Parents of two special education students sued the Avilla R-XIII School District in the U.S. District Court for the Western District of Missouri alleging that Avilla’s failure to have a proper discrimination grievance procedure violated the ADA and Section 504 of the Rehabilitation Act of 1973. Prior to filing suit the parents had filed a complaint with the U.S. Dept. of Education, Office of Civil Rights (“OCR”). While OCR found that Avilla’s discrimination grievance procedure was a “concern,” the agency also found that the District’s IDEA grievance procedure was appropriate. Relying on the OCR’s finding, the parents filed suit in federal court claiming that the inadequacy of Avilla’s discrimination grievance procedure denied them an opportunity to complain about the District’s failure to implement the students’ IEPs. The federal district court agreed with Avilla’s argument that the parents were required to exhaust the IDEA’s administrative due process procedures before filing suit because all of their claims were based on, and related to Avilla’s alleged failure to implement the students’ IEPs. The district court entered summary judgment in Avilla’s favor and the parents appealed. On July 24, 2013, the United States Court of Appeals for the Eighth Circuit issued its decision in J.B., et al & A.L.A, et al v. Avilla R-XIII Sch. Dist., affirming the federal district court’s judgment in favor of Avilla.
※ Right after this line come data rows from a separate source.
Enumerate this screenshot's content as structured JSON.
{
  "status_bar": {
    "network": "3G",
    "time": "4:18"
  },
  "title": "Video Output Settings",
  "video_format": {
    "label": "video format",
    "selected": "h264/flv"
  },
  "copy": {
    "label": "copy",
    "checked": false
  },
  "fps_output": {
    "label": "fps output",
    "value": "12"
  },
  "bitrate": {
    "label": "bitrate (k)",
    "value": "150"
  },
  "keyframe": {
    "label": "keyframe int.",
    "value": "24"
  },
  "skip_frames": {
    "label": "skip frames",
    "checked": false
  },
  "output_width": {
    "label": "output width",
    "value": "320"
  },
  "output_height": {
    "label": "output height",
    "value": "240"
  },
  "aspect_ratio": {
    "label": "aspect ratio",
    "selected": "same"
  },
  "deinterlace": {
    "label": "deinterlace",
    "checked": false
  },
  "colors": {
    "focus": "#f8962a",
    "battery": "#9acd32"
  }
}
In upholding the district court’s judgment the appeals court stated “Plaintiffs first contend their claims are not subject to the exhaustion requirement of 20 U.S.C. § 1415 (l) because they do not seek relief which is available under the IDEA. We find this contention to be without merit.”
MGO Partner Ernie Trakas and Associate Scott Kimble represented the Avilla R-XIII School District in all proceedings.